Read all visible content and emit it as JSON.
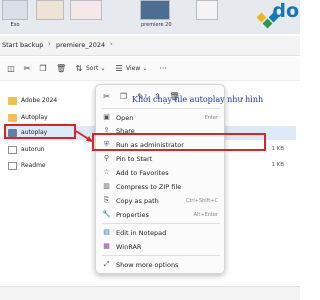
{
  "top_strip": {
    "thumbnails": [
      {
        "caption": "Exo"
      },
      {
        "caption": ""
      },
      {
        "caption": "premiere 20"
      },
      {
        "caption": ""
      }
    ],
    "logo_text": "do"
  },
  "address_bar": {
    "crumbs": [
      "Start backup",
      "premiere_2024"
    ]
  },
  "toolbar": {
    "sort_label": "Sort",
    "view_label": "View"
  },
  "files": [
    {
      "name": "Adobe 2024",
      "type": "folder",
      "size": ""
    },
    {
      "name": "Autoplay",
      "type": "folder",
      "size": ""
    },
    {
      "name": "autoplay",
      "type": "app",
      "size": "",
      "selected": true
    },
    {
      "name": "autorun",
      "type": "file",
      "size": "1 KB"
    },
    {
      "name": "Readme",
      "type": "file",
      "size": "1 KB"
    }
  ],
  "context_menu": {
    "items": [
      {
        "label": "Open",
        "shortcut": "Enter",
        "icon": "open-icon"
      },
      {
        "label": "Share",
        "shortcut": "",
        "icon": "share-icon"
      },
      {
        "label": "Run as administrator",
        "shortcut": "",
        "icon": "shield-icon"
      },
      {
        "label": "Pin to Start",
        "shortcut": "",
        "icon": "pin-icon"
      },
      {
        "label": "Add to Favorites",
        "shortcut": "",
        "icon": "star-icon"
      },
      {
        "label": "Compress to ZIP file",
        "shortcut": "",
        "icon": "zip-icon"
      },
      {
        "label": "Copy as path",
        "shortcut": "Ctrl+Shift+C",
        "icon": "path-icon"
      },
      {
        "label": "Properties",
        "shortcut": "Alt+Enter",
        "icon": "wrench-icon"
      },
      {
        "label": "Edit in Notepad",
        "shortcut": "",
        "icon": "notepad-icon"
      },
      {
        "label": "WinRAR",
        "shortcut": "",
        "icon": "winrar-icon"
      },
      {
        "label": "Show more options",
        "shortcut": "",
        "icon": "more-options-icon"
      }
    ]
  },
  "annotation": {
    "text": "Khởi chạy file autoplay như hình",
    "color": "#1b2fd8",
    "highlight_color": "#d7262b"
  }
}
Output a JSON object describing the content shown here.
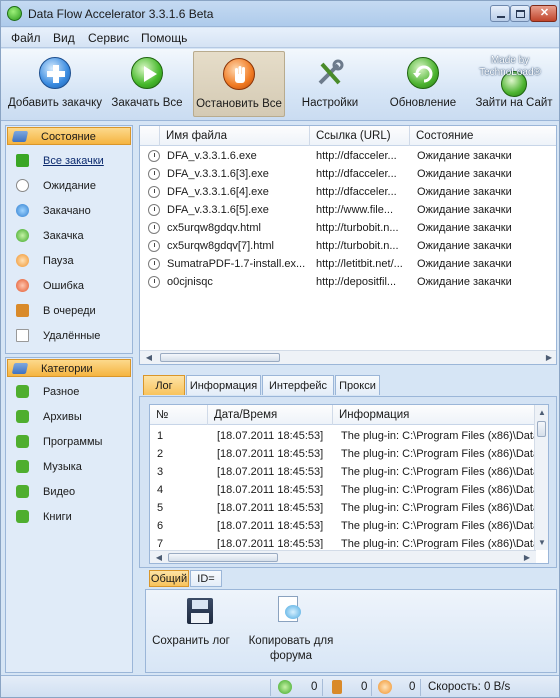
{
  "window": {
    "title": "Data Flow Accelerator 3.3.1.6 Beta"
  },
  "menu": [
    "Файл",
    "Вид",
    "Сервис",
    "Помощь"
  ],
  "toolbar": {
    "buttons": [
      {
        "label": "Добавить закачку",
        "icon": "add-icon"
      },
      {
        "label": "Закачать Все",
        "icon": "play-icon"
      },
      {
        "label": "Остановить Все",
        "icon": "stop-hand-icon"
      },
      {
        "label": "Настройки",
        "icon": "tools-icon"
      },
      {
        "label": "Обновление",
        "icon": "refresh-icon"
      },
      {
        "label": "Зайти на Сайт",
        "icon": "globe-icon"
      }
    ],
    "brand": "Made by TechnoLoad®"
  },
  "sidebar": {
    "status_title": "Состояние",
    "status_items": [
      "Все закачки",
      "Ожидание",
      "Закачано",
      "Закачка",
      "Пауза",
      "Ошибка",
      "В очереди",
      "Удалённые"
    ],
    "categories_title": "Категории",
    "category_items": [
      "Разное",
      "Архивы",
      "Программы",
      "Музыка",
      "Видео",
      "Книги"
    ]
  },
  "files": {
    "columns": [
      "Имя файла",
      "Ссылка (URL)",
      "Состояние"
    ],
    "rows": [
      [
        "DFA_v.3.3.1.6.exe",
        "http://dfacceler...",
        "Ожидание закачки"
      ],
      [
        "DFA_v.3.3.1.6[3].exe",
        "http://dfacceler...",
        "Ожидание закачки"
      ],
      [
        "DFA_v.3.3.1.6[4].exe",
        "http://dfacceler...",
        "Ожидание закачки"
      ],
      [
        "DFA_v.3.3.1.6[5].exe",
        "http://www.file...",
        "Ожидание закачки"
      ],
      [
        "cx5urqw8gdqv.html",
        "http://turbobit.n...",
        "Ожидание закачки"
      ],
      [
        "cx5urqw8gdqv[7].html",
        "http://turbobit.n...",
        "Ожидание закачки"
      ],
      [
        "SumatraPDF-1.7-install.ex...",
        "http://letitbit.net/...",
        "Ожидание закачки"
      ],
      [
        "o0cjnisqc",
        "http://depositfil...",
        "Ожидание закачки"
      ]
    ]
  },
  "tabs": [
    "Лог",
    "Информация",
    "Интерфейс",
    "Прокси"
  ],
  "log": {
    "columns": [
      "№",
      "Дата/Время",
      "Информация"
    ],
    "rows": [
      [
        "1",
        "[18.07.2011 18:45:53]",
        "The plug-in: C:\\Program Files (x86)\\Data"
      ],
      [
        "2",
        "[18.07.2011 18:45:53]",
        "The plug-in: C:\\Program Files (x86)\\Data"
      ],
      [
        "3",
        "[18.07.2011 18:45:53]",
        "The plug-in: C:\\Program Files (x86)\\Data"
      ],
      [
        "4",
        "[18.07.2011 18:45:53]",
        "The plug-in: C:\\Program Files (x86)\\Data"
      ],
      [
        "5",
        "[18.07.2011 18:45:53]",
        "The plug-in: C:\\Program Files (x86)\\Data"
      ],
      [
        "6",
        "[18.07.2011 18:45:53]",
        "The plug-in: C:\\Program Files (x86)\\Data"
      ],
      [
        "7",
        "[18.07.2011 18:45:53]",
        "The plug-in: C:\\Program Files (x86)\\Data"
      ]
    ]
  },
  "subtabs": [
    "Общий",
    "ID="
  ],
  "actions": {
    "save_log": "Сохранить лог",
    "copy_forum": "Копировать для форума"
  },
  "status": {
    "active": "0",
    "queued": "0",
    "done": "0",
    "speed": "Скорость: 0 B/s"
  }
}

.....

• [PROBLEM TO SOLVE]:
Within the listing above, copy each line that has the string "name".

• [SOLUTION BELOW]:
      "name": "Adobe 2024",
      "name": "Autoplay",
      "name": "autoplay",
      "name": "autorun",
      "name": "Readme",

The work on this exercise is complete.